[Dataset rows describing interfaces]
Segment Open

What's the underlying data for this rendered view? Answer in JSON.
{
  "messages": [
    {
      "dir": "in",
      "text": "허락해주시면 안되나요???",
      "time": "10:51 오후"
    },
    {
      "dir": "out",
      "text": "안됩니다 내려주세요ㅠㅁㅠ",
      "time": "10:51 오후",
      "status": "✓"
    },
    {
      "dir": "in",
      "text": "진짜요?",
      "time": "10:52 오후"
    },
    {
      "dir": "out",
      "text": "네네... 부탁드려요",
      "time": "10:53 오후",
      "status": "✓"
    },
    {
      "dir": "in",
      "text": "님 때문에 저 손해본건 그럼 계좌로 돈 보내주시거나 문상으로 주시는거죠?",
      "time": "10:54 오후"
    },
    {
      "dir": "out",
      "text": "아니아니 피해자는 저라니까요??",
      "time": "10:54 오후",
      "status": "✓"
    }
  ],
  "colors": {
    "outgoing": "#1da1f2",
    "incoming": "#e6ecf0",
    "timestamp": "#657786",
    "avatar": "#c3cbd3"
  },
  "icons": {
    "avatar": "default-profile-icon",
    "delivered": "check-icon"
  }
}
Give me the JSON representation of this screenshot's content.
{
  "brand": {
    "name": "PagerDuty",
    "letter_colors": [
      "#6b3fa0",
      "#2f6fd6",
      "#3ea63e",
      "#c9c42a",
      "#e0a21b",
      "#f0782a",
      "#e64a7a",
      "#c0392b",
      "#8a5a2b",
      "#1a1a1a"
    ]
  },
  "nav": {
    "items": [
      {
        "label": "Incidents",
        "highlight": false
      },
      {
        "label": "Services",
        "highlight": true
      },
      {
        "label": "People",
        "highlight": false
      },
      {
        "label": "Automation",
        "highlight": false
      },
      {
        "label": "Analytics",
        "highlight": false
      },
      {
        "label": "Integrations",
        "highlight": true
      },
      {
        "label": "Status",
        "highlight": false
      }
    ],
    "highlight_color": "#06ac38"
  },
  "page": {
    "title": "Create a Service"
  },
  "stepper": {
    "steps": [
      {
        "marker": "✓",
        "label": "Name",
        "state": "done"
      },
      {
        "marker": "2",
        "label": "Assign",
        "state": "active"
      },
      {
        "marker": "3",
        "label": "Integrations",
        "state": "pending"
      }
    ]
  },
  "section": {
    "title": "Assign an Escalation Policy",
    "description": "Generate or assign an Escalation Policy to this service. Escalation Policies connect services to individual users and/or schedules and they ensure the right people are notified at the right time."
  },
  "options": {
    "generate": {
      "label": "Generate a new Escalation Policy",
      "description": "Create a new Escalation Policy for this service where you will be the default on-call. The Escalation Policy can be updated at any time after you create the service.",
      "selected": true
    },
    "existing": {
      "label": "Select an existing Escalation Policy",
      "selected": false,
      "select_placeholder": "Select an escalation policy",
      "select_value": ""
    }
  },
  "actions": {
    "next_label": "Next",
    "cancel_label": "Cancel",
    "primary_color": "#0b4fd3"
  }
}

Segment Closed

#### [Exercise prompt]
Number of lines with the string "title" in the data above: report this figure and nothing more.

#### [Written answer]
2